[Dataset excerpts]
== == ==

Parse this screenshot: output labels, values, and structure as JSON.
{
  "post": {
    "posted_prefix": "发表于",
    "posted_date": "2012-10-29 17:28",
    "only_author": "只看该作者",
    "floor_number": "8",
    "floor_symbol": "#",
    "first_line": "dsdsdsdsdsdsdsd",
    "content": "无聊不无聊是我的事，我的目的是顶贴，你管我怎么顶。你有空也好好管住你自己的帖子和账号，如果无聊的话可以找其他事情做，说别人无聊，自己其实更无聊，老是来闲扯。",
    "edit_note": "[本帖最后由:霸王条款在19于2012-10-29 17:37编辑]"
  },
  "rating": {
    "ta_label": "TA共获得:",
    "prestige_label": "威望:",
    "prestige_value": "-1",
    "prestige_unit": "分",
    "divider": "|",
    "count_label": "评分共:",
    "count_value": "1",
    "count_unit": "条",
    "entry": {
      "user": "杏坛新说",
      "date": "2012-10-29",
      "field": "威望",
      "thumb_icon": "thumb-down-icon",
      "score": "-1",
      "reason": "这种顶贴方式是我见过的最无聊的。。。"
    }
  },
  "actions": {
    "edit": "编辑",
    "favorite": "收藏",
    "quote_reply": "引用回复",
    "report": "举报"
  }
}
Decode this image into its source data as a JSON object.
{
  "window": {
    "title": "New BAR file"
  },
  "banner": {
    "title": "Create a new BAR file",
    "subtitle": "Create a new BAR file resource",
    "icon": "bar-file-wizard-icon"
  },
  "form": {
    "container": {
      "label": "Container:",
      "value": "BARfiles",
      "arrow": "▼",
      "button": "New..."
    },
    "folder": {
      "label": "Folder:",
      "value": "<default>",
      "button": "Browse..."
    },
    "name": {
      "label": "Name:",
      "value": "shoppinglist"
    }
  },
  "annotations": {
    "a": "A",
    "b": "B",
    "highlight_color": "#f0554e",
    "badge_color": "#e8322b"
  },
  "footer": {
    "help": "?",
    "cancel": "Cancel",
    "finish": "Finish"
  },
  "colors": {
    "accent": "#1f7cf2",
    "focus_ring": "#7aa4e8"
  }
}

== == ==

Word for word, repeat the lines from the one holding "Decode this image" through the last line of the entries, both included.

**COMPLETED EXERCISE**
Decode this image into its source data as a JSON object.
{
  "window": {
    "title": "New BAR file"
  },
  "banner": {
    "title": "Create a new BAR file",
    "subtitle": "Create a new BAR file resource",
    "icon": "bar-file-wizard-icon"
  },
  "form": {
    "container": {
      "label": "Container:",
      "value": "BARfiles",
      "arrow": "▼",
      "button": "New..."
    },
    "folder": {
      "label": "Folder:",
      "value": "<default>",
      "button": "Browse..."
    },
    "name": {
      "label": "Name:",
      "value": "shoppinglist"
    }
  },
  "annotations": {
    "a": "A",
    "b": "B",
    "highlight_color": "#f0554e",
    "badge_color": "#e8322b"
  },
  "footer": {
    "help": "?",
    "cancel": "Cancel",
    "finish": "Finish"
  },
  "colors": {
    "accent": "#1f7cf2",
    "focus_ring": "#7aa4e8"
  }
}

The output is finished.